The best way to think about this product is as a Blu-ray player that happens to play HD DVDs. I say it that way because it doesn't have full HD DVD implementation (hence the lack of HD DVD logos). So, it will play HD DVDs, but you don't get any of the interactive content, like the menus that come up over the movie and so on. In their place (and the only way you can access any of the extra features on the disc) is a pop-up menu system that the player creates. It only lists title, chapter, and track length. To access the extras, you have to scroll through the different titles and chapters on the disc and blindly pick whatever one looks like it's the right length. It's disappointing, but, according to LG, it would have taken months to get all the interactivity to work, and they wanted to get the product to market as soon as possible.
Picture quality with Blu-ray and HD DVD were both excellent, the equal of the single-format cousins. No next-gen player starts up a disc particularly quickly, and the BH100 isn't faster or slower than any other.
Another oddity is the lack of a 1080p/60 output. Instead, you get 1080p/24 and 1080p/30. This is just plain weird. There is no way to force the issue, either. If the BH100 and your TV can't talk to each other in a matching 1080p dialect, all you'll get is 1080i. Many TVs will accept these scan rates without a problem, but not all. If your TV doesn't, you'll just have to accept 1080i and hope your TV can deinterlace and pick up the 3:2 sequence properly.
DVD playback is highly mediocre. The colors are slightly desaturated, and the image is rather soft.
As far as being able to do what it intends—as in play both formats—the BH100 of course succeeds. Just that is impressive. But, if you're looking for the ultimate, perfect disc player that is free of quirks and idiosyncrasies, this isn't it.

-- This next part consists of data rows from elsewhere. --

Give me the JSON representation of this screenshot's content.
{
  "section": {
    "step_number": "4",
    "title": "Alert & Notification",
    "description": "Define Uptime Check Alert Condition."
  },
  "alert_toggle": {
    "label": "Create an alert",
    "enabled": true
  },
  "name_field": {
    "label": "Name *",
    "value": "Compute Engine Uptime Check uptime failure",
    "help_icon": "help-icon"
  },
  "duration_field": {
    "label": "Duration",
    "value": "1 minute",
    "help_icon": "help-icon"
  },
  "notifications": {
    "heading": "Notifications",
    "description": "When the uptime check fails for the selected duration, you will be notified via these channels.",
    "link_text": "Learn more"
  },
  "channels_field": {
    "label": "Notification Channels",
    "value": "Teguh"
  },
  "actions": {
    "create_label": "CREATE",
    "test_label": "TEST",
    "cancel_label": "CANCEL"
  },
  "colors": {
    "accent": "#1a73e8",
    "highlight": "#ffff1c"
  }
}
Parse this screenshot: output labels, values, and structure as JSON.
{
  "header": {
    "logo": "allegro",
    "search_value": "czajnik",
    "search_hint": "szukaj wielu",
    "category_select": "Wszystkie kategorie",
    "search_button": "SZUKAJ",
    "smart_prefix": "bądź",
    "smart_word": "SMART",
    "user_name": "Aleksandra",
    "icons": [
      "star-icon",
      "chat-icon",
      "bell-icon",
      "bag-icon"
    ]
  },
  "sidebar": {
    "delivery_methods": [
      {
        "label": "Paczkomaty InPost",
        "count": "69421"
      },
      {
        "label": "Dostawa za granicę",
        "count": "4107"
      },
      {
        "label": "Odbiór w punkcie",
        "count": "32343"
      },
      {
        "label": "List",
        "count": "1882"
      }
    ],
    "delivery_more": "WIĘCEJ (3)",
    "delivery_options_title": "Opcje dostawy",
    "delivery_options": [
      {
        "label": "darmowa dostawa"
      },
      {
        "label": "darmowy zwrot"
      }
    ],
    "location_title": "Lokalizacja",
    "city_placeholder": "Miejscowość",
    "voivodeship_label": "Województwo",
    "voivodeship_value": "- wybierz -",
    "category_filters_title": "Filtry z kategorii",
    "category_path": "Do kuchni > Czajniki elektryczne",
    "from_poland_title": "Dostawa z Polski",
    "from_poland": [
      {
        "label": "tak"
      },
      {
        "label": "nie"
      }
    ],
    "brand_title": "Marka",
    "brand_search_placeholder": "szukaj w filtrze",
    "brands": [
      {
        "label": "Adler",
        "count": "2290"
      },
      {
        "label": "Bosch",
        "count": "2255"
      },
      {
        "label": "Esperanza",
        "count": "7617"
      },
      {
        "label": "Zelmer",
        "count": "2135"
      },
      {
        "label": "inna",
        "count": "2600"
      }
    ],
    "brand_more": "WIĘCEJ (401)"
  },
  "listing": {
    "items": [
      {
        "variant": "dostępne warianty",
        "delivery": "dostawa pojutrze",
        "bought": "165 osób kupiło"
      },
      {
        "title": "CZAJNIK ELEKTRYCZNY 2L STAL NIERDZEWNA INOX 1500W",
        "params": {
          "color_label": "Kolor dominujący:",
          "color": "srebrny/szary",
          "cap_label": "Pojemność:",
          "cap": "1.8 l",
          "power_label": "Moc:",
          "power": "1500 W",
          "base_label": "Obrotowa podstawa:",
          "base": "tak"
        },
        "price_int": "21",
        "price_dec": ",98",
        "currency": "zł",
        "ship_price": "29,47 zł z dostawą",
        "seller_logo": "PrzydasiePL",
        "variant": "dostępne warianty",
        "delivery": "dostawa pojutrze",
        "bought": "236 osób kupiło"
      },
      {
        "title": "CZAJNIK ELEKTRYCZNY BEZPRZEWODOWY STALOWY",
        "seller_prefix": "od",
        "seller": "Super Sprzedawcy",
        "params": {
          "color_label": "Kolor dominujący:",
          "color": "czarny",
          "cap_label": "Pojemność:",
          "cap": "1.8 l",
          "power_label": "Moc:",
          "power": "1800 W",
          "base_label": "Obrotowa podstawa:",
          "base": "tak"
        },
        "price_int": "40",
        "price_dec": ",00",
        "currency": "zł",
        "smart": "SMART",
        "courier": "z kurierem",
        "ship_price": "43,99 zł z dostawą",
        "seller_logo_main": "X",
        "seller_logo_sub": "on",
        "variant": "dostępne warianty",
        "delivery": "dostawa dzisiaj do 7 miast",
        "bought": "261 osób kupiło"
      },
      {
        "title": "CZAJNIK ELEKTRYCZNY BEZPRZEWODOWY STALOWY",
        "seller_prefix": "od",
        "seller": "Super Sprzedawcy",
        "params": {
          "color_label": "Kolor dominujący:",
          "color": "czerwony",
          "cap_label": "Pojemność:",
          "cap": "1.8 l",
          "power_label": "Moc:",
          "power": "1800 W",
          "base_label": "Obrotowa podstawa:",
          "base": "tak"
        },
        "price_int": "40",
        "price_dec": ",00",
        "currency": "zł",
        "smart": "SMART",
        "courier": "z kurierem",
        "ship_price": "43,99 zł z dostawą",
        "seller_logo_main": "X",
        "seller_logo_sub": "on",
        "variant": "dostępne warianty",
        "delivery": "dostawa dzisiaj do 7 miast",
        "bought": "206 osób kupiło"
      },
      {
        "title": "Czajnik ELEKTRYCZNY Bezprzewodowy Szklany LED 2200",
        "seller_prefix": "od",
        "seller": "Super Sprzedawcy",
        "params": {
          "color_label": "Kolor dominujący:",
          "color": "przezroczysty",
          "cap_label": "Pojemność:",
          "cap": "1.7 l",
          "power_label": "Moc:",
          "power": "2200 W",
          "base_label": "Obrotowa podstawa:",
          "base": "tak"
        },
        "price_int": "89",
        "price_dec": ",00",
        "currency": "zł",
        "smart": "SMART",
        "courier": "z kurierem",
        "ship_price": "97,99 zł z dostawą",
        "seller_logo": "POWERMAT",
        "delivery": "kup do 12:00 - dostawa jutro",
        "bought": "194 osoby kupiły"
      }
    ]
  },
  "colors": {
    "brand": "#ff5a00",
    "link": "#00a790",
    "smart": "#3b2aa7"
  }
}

If you'd like to read an expanded review of this player, log on to www.hometheatermag. com/discplayers.
The Winner? No, Just Losers

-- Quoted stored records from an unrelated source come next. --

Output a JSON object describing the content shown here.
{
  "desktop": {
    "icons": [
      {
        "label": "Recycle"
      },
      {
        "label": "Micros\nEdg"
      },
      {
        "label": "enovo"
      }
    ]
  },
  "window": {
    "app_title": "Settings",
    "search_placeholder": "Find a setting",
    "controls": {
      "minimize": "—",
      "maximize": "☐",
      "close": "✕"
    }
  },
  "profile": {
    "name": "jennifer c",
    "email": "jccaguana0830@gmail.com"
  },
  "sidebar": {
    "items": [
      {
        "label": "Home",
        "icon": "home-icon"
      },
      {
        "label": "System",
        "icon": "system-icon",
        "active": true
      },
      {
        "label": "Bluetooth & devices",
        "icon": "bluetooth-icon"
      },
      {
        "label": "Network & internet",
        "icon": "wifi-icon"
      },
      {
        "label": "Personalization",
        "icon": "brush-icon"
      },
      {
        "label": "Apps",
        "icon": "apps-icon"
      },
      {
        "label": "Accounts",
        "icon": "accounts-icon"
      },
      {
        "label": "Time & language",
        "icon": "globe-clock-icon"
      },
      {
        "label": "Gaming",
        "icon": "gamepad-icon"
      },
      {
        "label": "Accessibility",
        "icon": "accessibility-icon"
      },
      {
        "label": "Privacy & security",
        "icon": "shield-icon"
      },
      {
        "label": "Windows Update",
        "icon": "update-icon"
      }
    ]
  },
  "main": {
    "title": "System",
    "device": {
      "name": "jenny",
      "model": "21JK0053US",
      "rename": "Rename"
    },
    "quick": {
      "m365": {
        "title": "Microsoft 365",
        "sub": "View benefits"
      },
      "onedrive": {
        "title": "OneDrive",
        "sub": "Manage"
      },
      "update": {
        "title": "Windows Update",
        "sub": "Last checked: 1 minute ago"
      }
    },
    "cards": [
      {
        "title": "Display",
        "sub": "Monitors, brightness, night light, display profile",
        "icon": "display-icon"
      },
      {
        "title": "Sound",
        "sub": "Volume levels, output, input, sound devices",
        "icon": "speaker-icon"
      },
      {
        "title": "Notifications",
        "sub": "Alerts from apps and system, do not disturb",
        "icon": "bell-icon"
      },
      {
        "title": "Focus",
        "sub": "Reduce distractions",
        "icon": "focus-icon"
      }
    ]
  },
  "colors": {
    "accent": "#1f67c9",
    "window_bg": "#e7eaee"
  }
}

Why am I not excited? A combo player isn't going to end this format war. In reality, it will just prolong it. The best outcome would be for one format to die. With a combo player, the life of the losing format will just drag on and on. Sony will never make a player that plays HD DVD, and Toshiba will never make a player that does Blu-ray (unless their own format is long dead and gone). Until the average consumer can buy the cheapest player on the market and rent a disc without looking at the label ("What do you mean this disc won't play in my player?"), neither format will gain mass acceptance. Regardless, this is going to drag out over years, and there is no possibility that either format (or both combined) will grow as fast as DVD. If Sony, et al, and Toshiba are lucky, they'll grow faster than VHS.
A New Hope
At CES 2007, Warner Brothers announced Total HD discs. According to their press release, it will have single- or dual-layer versions of both formats on opposite sides of the same disc. With any luck, we'll see them by the end of the year. This simple method is an excellent way to let consumers buy players and discs without worrying about formats—that is, as long as Warner can convince every other studio to produce the discs. Yeah, right. Even so, it will certainly help, but it's still not an absolute solution. But perhaps this compromise is the only solution we'll ever get. Gotta love it.
Toshiba HD-XA2 HD DVD Player:
• Has a 1080p HDMI output
• Upconversion of standard-def DVDs is excellent
• Overall, this second-generation unit is a big improvement
Panasonic DMP-BD10 Blu-ray Player:
• Dolby Digital Plus output via HDMI
• Plays DVD-Audio
• A great choice for audiophiles
LG BH100 Blu-ray/HD DVD Player:
• For the price of a Blu-ray player, you get compatibility with both formats
• Physically, the unit has great aesthetic appeal